Concept: Use-Case Flowdown
Use-case flowdown is the technique for deriving functional requirements for the analysis (and then design) elements.
Main Description


Use-case flowdown is the technique for deriving functional requirements for the analysis (and then design) elements. The results of the activity are:

  • survey of subsystem operations
  • survey of hosted subsystem operations for localities
  • survey of executed subsystem operations for processes
  • use-case survey for subsystems (optional)

The technique uses the standard RUP activity of choosing an architecturally significant set of use cases. For each chosen use case, the flow of events is developed. This is the description of the interactions between the system actors and the system. The system responses are black box; the descriptions make no reference to the architectural elements. Next, a black-box step (which will be performed by a system operation) is expanded into one or more white-box steps, each of which is performed by a named subsystem. The white-box steps are also associated with the localities which host them, and the processes that execute them. Each white-box step that spans localities or processes (that is, requires more than one to complete) is split until it can be completed at a single locality, by a single process. A white-box step can be replicated at several localities, but these are independent instances.
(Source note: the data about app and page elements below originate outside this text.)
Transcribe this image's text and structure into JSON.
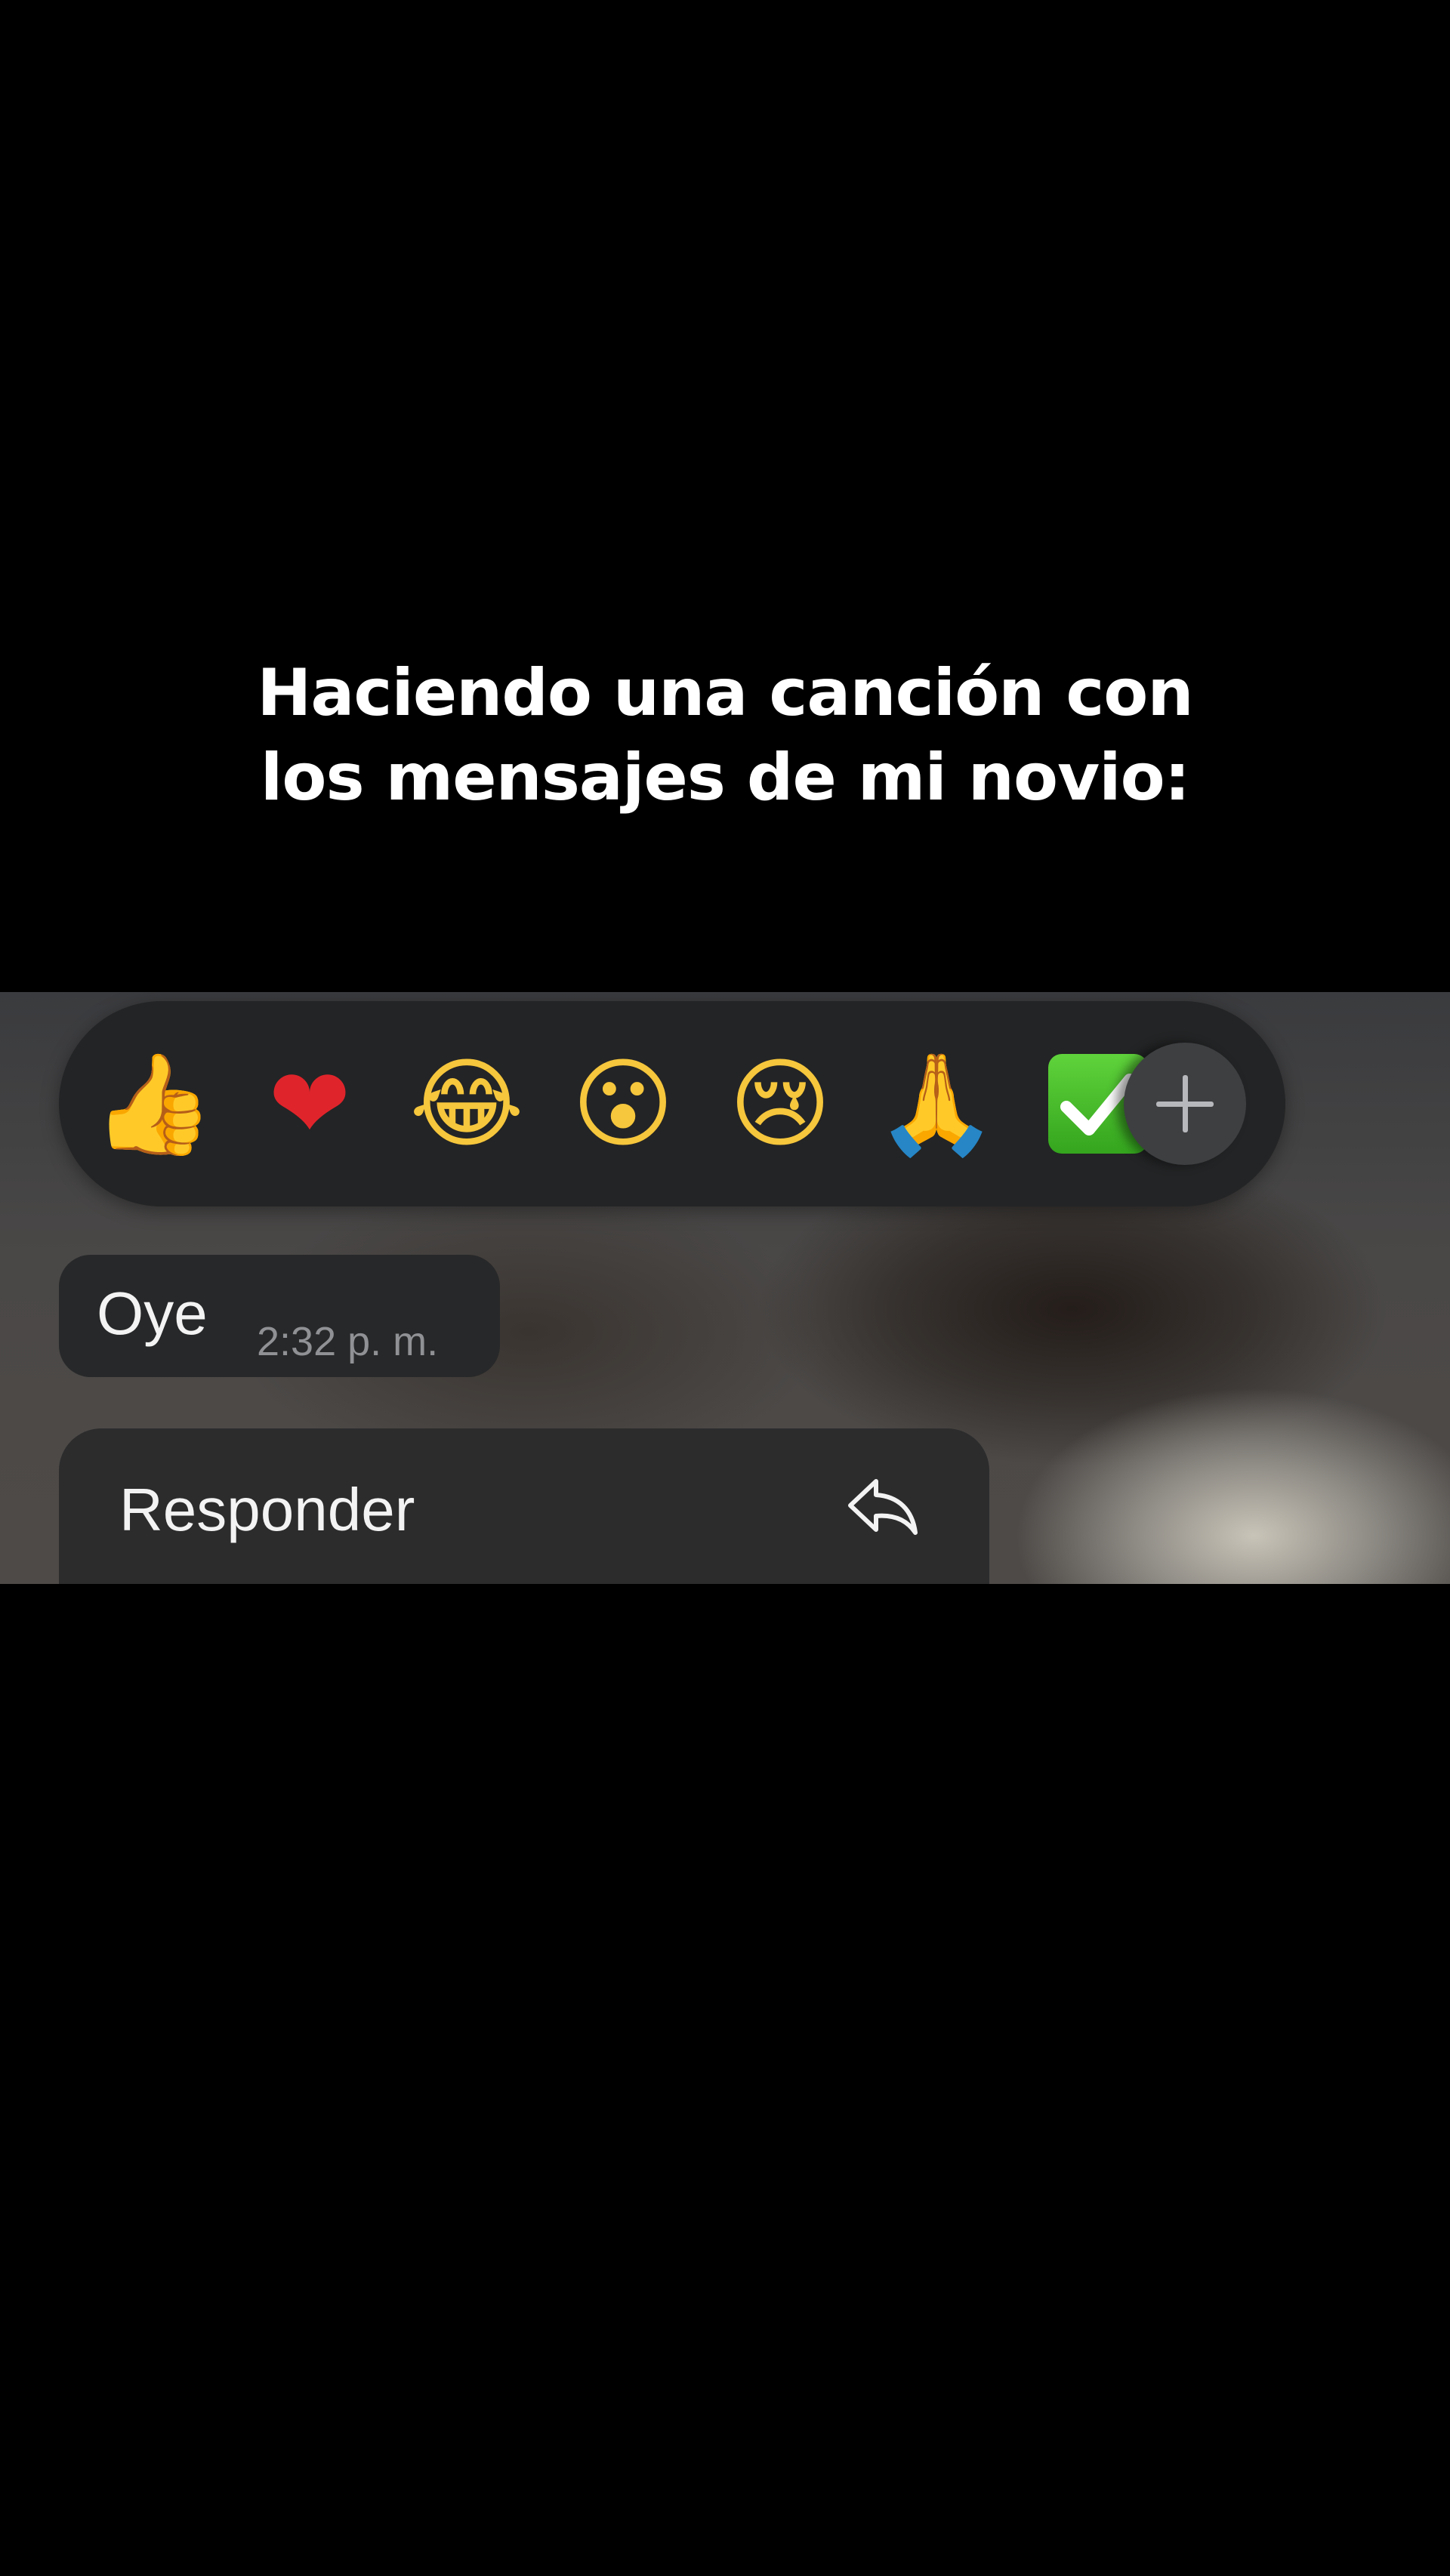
{
  "caption": {
    "line1": "Haciendo una canción con",
    "line2": "los mensajes de mi novio:"
  },
  "reactions": {
    "items": [
      {
        "glyph": "👍",
        "icon": "thumbs-up-icon"
      },
      {
        "glyph": "❤",
        "icon": "red-heart-icon"
      },
      {
        "glyph": "😂",
        "icon": "tears-of-joy-icon"
      },
      {
        "glyph": "😮",
        "icon": "surprised-face-icon"
      },
      {
        "glyph": "😢",
        "icon": "crying-face-icon"
      },
      {
        "glyph": "🙏",
        "icon": "folded-hands-icon"
      }
    ],
    "more_icon": "green-check-icon",
    "add_icon": "plus-icon"
  },
  "message": {
    "text": "Oye",
    "time": "2:32 p. m."
  },
  "menu": {
    "reply_label": "Responder",
    "reply_icon": "reply-arrow-icon"
  },
  "colors": {
    "background": "#000000",
    "reaction_bar": "#232425",
    "bubble": "#272829",
    "menu": "#2c2c2d",
    "timestamp": "#8f9194"
  }
}
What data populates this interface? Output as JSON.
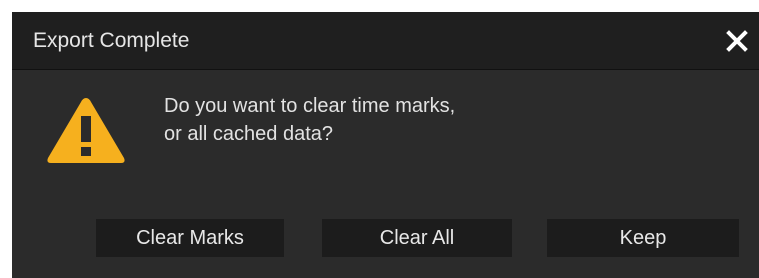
{
  "dialog": {
    "title": "Export Complete",
    "close_icon": "close-icon",
    "warning_icon": "warning-icon",
    "message": "Do you want to clear time marks, or all cached data?",
    "buttons": [
      {
        "label": "Clear Marks"
      },
      {
        "label": "Clear All"
      },
      {
        "label": "Keep"
      }
    ]
  },
  "colors": {
    "dialog_bg": "#2b2b2b",
    "titlebar_bg": "#1f1f1f",
    "button_bg": "#1c1c1c",
    "warning": "#f6b01e",
    "text": "#e2e2e2"
  }
}
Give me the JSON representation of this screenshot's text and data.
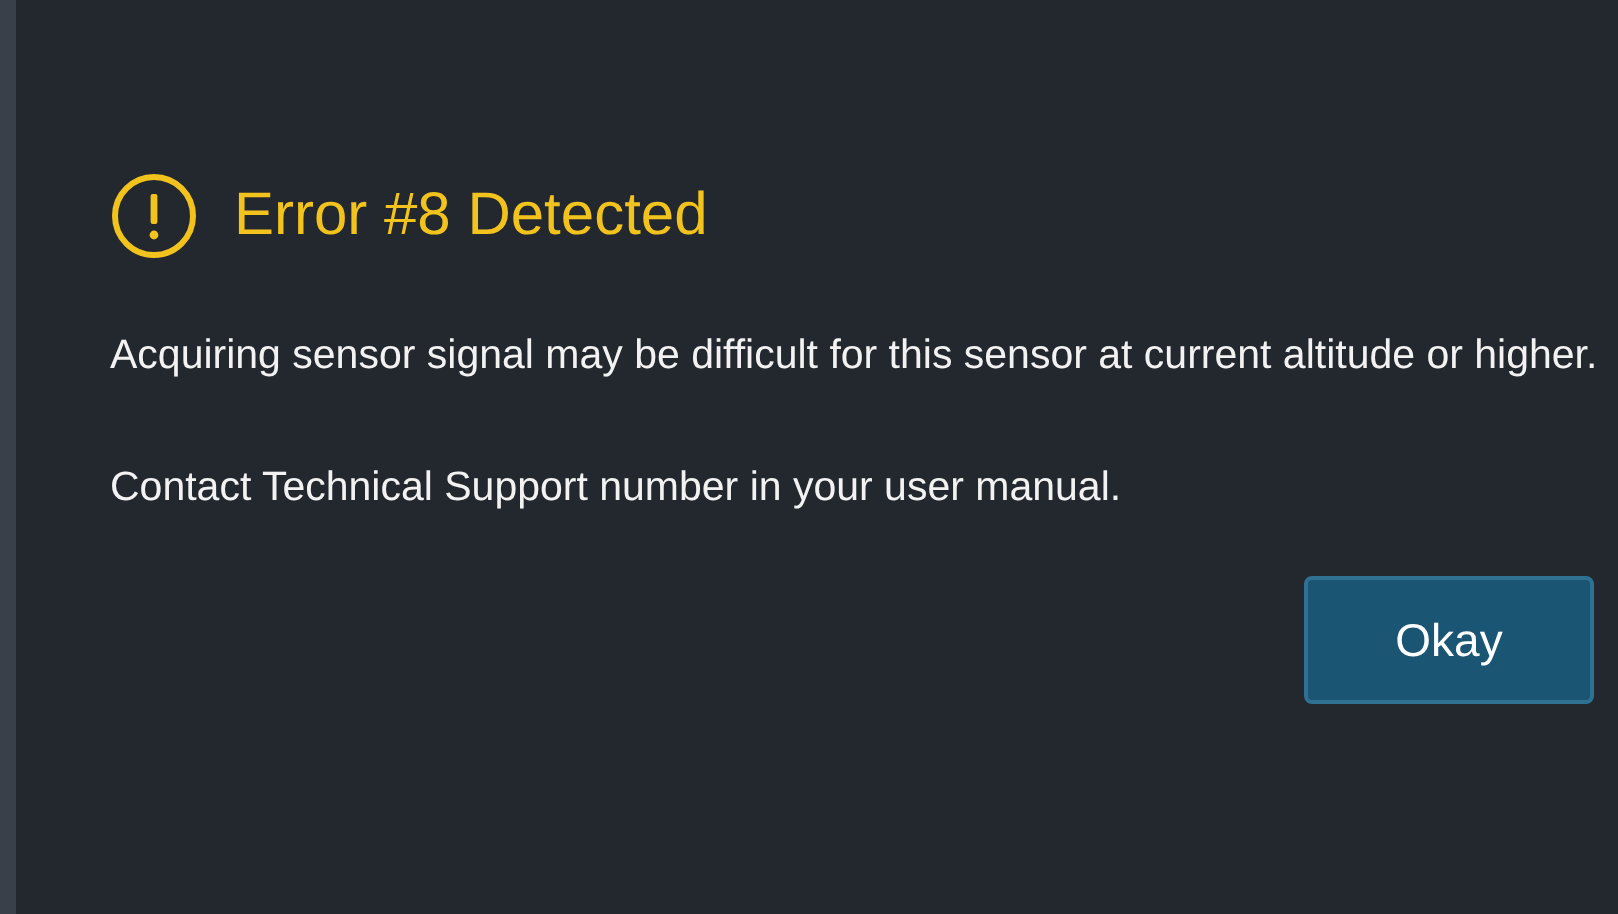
{
  "dialog": {
    "title": "Error #8 Detected",
    "messages": [
      "Acquiring sensor signal may be difficult for this sensor at current altitude or higher.",
      "Contact Technical Support number in your user manual."
    ],
    "buttons": [
      "Okay"
    ]
  }
}
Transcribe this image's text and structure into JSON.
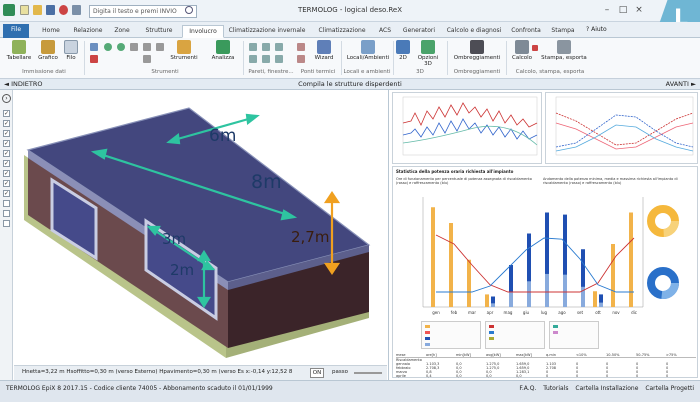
{
  "app": {
    "title": "TERMOLOG - logical deso.ReX",
    "search_placeholder": "Digita il testo e premi INVIO",
    "corner_logo": "L"
  },
  "tabs": [
    "File",
    "Home",
    "Relazione",
    "Zone",
    "Strutture",
    "Involucro",
    "Climatizzazione invernale",
    "Climatizzazione estiva",
    "ACS",
    "Generatori",
    "Calcolo e diagnosi",
    "Confronta",
    "Stampa"
  ],
  "active_tab": "Involucro",
  "help_label": "? Aiuto",
  "ribbon": {
    "buttons": {
      "tabellare": "Tabellare",
      "grafico": "Grafico",
      "filo": "Filo",
      "strumenti": "Strumenti",
      "analizza": "Analizza",
      "wizard": "Wizard",
      "locali": "Locali/Ambienti",
      "btn2d": "2D",
      "opzioni3d": "Opzioni 3D",
      "ombreggiamenti": "Ombreggiamenti",
      "calcolo": "Calcolo",
      "stampa_esporta": "Stampa, esporta"
    },
    "groups": {
      "immissione": "Immissione dati",
      "strumenti": "Strumenti",
      "pareti": "Pareti, finestre...",
      "ponti": "Ponti termici",
      "locali": "Locali e ambienti",
      "g3d": "3D",
      "ombre": "Ombreggiamenti",
      "calcolo": "Calcolo, stampa, esporta"
    }
  },
  "navbar": {
    "back": "◄ INDIETRO",
    "caption": "Compila le strutture disperdenti",
    "forward": "AVANTI ►"
  },
  "view": {
    "labels": {
      "d6": "6m",
      "d8": "8m",
      "d27": "2,7m",
      "d3": "3m",
      "d2": "2m"
    },
    "colors": {
      "roof": "#43477e",
      "wall": "#6b4a4d",
      "wall_dark": "#3b2429",
      "arrow_green": "#2ec4a0",
      "arrow_orange": "#f0a020",
      "ground": "#b9c48a"
    },
    "status_coords": "Hnetta=3,22 m  Hsoffitto=0,30 m (verso Esterno)  Hpavimento=0,30 m (verso Es x:-0,14   y:12,52 8",
    "on_label": "ON",
    "passo_label": "passo"
  },
  "stats": {
    "panel_title": "Statistica della potenza oraria richiesta all'impianto",
    "legend_left": "Ore di funzionamento per percentuale di potenza assegnata di riscaldamento (rosso) e raffrescamento (blu)",
    "legend_right": "Andamento della potenza minima, media e massima richiesta all'impianto di riscaldamento (rosso) e raffrescamento (blu)",
    "months": [
      "gen",
      "feb",
      "mar",
      "apr",
      "mag",
      "giu",
      "lug",
      "ago",
      "set",
      "ott",
      "nov",
      "dic"
    ],
    "table_header": [
      "mese",
      "ore[h]",
      "min[kW]",
      "avg[kW]",
      "max[kW]",
      "q.min",
      "<10%",
      "10-50%",
      "50-75%",
      ">75%"
    ],
    "table_rows": [
      [
        "Riscaldamento",
        "",
        "",
        "",
        "",
        "",
        "",
        "",
        "",
        ""
      ],
      [
        "gennaio",
        "1.103,3",
        "0,0",
        "1.275,0",
        "1.659,0",
        "1.103",
        "0",
        "0",
        "0",
        "0"
      ],
      [
        "febbraio",
        "2.708,3",
        "0,0",
        "1.275,0",
        "1.659,0",
        "2.708",
        "0",
        "0",
        "0",
        "0"
      ],
      [
        "marzo",
        "0,8",
        "0,0",
        "0,0",
        "1.283,1",
        "0",
        "0",
        "0",
        "0",
        "0"
      ],
      [
        "aprile",
        "0,4",
        "0,0",
        "0,0",
        "0,0",
        "0",
        "0",
        "0",
        "0",
        "0"
      ]
    ],
    "pie_top": {
      "label": "",
      "values": [
        12,
        30,
        40,
        18
      ]
    },
    "pie_bottom": {
      "label": "",
      "values": [
        15,
        35,
        30,
        20
      ]
    }
  },
  "statusbar": {
    "license": "TERMOLOG EpiX 8 2017.15 - Codice cliente 74005 - Abbonamento scaduto il 01/01/1999",
    "links": [
      "F.A.Q.",
      "Tutorials",
      "Cartella Installazione",
      "Cartella Progetti"
    ]
  }
}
These white-box steps are candidates to become subsystem operations, which are the equivalent of system operations at this lower level of logical decomposition.

The compositions of unique sequences of subsystem operations for an individual subsystem, participating in the realization of system operations, yields the subsystem use cases (optional step).

Subsystem-Locality mapping

At the outset of use-case flowdown, you are dealing with a system which typically spans (and might even encapsulate) several localities; the depth to which decomposition into subsystems (and sub-subsystems) is performed, is a matter for architectural judgment, and depends on the domain and the complexity of the system, among other things. However, for the purposes of performance analysis it is important that you understand the computational load to be imposed at a locality, and this is done in terms of the subsystem operations hosted there. Therefore, consider the following prescription for decomposition: the decomposition must yield a set of subsystem operations that cleanly partitions between localities; that is, a subsystem operation does not span localities, and if a subsystem operation (of, say subsystem A) requires, for its performance, the use of resources at a different locality, then those resources must themselves be made available through a subsystem operation, which might be provided by subsystem A itself at that locality, or another subsystem.

This condition will obviously hold if a subsystem does not span localities, but a subsystem can span localities if its operations can be partitioned as described—otherwise, the subsystem must be decomposed further. The discussion here concerns single instances of a subsystem spanning localities; a subsystem can always be replicated at several localities, but these are separate instances.